▶ WHAT YOU NEED TO DO
The required output is every record, reproduced exactly.

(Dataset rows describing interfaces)
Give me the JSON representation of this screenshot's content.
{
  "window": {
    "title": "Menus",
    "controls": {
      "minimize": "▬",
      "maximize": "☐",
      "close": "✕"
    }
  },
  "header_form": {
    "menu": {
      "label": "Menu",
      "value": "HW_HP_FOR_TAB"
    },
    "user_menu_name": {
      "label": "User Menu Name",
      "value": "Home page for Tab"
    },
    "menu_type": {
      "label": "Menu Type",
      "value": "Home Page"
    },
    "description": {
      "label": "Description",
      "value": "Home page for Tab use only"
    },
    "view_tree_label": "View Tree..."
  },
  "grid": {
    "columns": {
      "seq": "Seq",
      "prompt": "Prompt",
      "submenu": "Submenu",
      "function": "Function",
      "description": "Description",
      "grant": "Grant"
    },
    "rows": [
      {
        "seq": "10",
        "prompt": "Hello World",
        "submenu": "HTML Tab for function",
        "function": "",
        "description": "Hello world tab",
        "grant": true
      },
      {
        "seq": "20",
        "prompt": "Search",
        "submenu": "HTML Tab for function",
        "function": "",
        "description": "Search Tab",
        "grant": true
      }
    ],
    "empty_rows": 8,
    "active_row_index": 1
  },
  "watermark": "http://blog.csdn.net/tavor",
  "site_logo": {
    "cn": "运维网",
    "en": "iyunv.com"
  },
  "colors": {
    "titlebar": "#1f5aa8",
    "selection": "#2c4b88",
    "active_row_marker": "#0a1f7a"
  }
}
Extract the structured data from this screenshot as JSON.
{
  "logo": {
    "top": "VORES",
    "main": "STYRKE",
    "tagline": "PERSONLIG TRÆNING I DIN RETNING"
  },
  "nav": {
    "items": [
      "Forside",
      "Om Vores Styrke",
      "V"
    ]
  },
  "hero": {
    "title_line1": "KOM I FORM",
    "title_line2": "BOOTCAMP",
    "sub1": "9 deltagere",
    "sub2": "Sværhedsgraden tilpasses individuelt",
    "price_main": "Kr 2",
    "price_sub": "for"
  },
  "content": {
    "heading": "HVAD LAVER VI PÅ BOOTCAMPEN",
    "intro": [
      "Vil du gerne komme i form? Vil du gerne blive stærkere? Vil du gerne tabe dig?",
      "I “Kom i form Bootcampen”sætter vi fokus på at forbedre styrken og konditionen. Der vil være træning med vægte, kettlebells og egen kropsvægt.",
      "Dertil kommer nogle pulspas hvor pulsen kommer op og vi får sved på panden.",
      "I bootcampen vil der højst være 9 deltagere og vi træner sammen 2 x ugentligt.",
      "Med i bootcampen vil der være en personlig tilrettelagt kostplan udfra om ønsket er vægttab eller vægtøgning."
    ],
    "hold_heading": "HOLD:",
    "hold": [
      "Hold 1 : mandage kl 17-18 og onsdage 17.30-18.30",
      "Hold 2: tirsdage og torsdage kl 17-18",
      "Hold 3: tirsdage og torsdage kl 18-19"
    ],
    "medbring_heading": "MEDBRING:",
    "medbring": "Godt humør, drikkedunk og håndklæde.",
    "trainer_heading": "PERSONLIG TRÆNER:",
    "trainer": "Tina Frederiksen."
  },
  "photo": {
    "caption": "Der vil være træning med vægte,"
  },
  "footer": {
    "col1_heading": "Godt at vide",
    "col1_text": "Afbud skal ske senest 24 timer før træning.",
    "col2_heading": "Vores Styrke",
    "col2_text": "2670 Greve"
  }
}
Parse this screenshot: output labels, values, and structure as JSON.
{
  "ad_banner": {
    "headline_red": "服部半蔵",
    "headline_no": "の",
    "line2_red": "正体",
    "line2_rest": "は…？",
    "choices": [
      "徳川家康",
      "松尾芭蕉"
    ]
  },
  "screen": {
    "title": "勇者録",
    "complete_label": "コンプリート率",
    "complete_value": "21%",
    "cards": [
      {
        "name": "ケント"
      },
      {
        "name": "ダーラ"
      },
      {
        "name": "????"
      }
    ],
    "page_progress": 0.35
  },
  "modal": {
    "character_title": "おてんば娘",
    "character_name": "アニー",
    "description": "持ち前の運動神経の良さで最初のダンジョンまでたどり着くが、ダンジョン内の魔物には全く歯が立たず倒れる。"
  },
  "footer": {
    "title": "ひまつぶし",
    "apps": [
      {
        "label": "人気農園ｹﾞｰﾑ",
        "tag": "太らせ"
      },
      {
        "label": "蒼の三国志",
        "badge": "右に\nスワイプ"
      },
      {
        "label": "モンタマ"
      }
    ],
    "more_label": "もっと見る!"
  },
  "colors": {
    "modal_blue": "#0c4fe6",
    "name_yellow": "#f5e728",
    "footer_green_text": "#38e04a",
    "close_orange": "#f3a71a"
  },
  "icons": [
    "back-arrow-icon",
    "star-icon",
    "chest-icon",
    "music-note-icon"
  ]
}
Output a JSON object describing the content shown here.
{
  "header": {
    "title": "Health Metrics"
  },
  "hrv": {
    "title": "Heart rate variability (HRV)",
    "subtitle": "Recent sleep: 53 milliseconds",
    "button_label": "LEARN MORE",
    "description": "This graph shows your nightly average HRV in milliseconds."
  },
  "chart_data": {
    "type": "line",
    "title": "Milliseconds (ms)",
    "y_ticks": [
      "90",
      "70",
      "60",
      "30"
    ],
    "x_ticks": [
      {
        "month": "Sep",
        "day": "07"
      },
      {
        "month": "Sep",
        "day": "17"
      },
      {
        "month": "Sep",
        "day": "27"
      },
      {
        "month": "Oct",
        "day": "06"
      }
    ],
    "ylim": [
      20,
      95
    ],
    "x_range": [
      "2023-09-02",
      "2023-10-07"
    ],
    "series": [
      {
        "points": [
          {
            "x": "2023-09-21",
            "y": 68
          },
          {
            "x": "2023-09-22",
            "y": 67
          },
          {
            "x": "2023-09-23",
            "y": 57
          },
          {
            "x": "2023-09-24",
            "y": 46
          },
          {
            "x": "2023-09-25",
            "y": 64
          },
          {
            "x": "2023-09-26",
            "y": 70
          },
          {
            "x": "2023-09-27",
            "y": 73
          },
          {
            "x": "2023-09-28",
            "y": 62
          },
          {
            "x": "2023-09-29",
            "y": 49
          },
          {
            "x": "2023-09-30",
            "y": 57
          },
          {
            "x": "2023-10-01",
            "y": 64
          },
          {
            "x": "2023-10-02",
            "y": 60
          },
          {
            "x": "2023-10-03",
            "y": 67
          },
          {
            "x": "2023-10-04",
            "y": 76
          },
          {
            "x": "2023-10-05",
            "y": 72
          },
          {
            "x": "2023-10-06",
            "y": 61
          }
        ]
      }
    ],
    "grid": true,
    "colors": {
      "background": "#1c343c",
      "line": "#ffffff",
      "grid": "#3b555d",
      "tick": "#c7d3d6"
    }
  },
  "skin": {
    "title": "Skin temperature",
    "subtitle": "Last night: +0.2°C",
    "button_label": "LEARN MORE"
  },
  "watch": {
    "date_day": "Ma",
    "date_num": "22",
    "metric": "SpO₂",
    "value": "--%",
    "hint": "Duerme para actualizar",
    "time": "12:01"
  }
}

▶ WORKED SOLUTION
Give me the JSON representation of this screenshot's content.
{
  "window": {
    "title": "Menus",
    "controls": {
      "minimize": "▬",
      "maximize": "☐",
      "close": "✕"
    }
  },
  "header_form": {
    "menu": {
      "label": "Menu",
      "value": "HW_HP_FOR_TAB"
    },
    "user_menu_name": {
      "label": "User Menu Name",
      "value": "Home page for Tab"
    },
    "menu_type": {
      "label": "Menu Type",
      "value": "Home Page"
    },
    "description": {
      "label": "Description",
      "value": "Home page for Tab use only"
    },
    "view_tree_label": "View Tree..."
  },
  "grid": {
    "columns": {
      "seq": "Seq",
      "prompt": "Prompt",
      "submenu": "Submenu",
      "function": "Function",
      "description": "Description",
      "grant": "Grant"
    },
    "rows": [
      {
        "seq": "10",
        "prompt": "Hello World",
        "submenu": "HTML Tab for function",
        "function": "",
        "description": "Hello world tab",
        "grant": true
      },
      {
        "seq": "20",
        "prompt": "Search",
        "submenu": "HTML Tab for function",
        "function": "",
        "description": "Search Tab",
        "grant": true
      }
    ],
    "empty_rows": 8,
    "active_row_index": 1
  },
  "watermark": "http://blog.csdn.net/tavor",
  "site_logo": {
    "cn": "运维网",
    "en": "iyunv.com"
  },
  "colors": {
    "titlebar": "#1f5aa8",
    "selection": "#2c4b88",
    "active_row_marker": "#0a1f7a"
  }
}
Extract the structured data from this screenshot as JSON.
{
  "logo": {
    "top": "VORES",
    "main": "STYRKE",
    "tagline": "PERSONLIG TRÆNING I DIN RETNING"
  },
  "nav": {
    "items": [
      "Forside",
      "Om Vores Styrke",
      "V"
    ]
  },
  "hero": {
    "title_line1": "KOM I FORM",
    "title_line2": "BOOTCAMP",
    "sub1": "9 deltagere",
    "sub2": "Sværhedsgraden tilpasses individuelt",
    "price_main": "Kr 2",
    "price_sub": "for"
  },
  "content": {
    "heading": "HVAD LAVER VI PÅ BOOTCAMPEN",
    "intro": [
      "Vil du gerne komme i form? Vil du gerne blive stærkere? Vil du gerne tabe dig?",
      "I “Kom i form Bootcampen”sætter vi fokus på at forbedre styrken og konditionen. Der vil være træning med vægte, kettlebells og egen kropsvægt.",
      "Dertil kommer nogle pulspas hvor pulsen kommer op og vi får sved på panden.",
      "I bootcampen vil der højst være 9 deltagere og vi træner sammen 2 x ugentligt.",
      "Med i bootcampen vil der være en personlig tilrettelagt kostplan udfra om ønsket er vægttab eller vægtøgning."
    ],
    "hold_heading": "HOLD:",
    "hold": [
      "Hold 1 : mandage kl 17-18 og onsdage 17.30-18.30",
      "Hold 2: tirsdage og torsdage kl 17-18",
      "Hold 3: tirsdage og torsdage kl 18-19"
    ],
    "medbring_heading": "MEDBRING:",
    "medbring": "Godt humør, drikkedunk og håndklæde.",
    "trainer_heading": "PERSONLIG TRÆNER:",
    "trainer": "Tina Frederiksen."
  },
  "photo": {
    "caption": "Der vil være træning med vægte,"
  },
  "footer": {
    "col1_heading": "Godt at vide",
    "col1_text": "Afbud skal ske senest 24 timer før træning.",
    "col2_heading": "Vores Styrke",
    "col2_text": "2670 Greve"
  }
}
Parse this screenshot: output labels, values, and structure as JSON.
{
  "ad_banner": {
    "headline_red": "服部半蔵",
    "headline_no": "の",
    "line2_red": "正体",
    "line2_rest": "は…？",
    "choices": [
      "徳川家康",
      "松尾芭蕉"
    ]
  },
  "screen": {
    "title": "勇者録",
    "complete_label": "コンプリート率",
    "complete_value": "21%",
    "cards": [
      {
        "name": "ケント"
      },
      {
        "name": "ダーラ"
      },
      {
        "name": "????"
      }
    ],
    "page_progress": 0.35
  },
  "modal": {
    "character_title": "おてんば娘",
    "character_name": "アニー",
    "description": "持ち前の運動神経の良さで最初のダンジョンまでたどり着くが、ダンジョン内の魔物には全く歯が立たず倒れる。"
  },
  "footer": {
    "title": "ひまつぶし",
    "apps": [
      {
        "label": "人気農園ｹﾞｰﾑ",
        "tag": "太らせ"
      },
      {
        "label": "蒼の三国志",
        "badge": "右に\nスワイプ"
      },
      {
        "label": "モンタマ"
      }
    ],
    "more_label": "もっと見る!"
  },
  "colors": {
    "modal_blue": "#0c4fe6",
    "name_yellow": "#f5e728",
    "footer_green_text": "#38e04a",
    "close_orange": "#f3a71a"
  },
  "icons": [
    "back-arrow-icon",
    "star-icon",
    "chest-icon",
    "music-note-icon"
  ]
}
Output a JSON object describing the content shown here.
{
  "header": {
    "title": "Health Metrics"
  },
  "hrv": {
    "title": "Heart rate variability (HRV)",
    "subtitle": "Recent sleep: 53 milliseconds",
    "button_label": "LEARN MORE",
    "description": "This graph shows your nightly average HRV in milliseconds."
  },
  "chart_data": {
    "type": "line",
    "title": "Milliseconds (ms)",
    "y_ticks": [
      "90",
      "70",
      "60",
      "30"
    ],
    "x_ticks": [
      {
        "month": "Sep",
        "day": "07"
      },
      {
        "month": "Sep",
        "day": "17"
      },
      {
        "month": "Sep",
        "day": "27"
      },
      {
        "month": "Oct",
        "day": "06"
      }
    ],
    "ylim": [
      20,
      95
    ],
    "x_range": [
      "2023-09-02",
      "2023-10-07"
    ],
    "series": [
      {
        "points": [
          {
            "x": "2023-09-21",
            "y": 68
          },
          {
            "x": "2023-09-22",
            "y": 67
          },
          {
            "x": "2023-09-23",
            "y": 57
          },
          {
            "x": "2023-09-24",
            "y": 46
          },
          {
            "x": "2023-09-25",
            "y": 64
          },
          {
            "x": "2023-09-26",
            "y": 70
          },
          {
            "x": "2023-09-27",
            "y": 73
          },
          {
            "x": "2023-09-28",
            "y": 62
          },
          {
            "x": "2023-09-29",
            "y": 49
          },
          {
            "x": "2023-09-30",
            "y": 57
          },
          {
            "x": "2023-10-01",
            "y": 64
          },
          {
            "x": "2023-10-02",
            "y": 60
          },
          {
            "x": "2023-10-03",
            "y": 67
          },
          {
            "x": "2023-10-04",
            "y": 76
          },
          {
            "x": "2023-10-05",
            "y": 72
          },
          {
            "x": "2023-10-06",
            "y": 61
          }
        ]
      }
    ],
    "grid": true,
    "colors": {
      "background": "#1c343c",
      "line": "#ffffff",
      "grid": "#3b555d",
      "tick": "#c7d3d6"
    }
  },
  "skin": {
    "title": "Skin temperature",
    "subtitle": "Last night: +0.2°C",
    "button_label": "LEARN MORE"
  },
  "watch": {
    "date_day": "Ma",
    "date_num": "22",
    "metric": "SpO₂",
    "value": "--%",
    "hint": "Duerme para actualizar",
    "time": "12:01"
  }
}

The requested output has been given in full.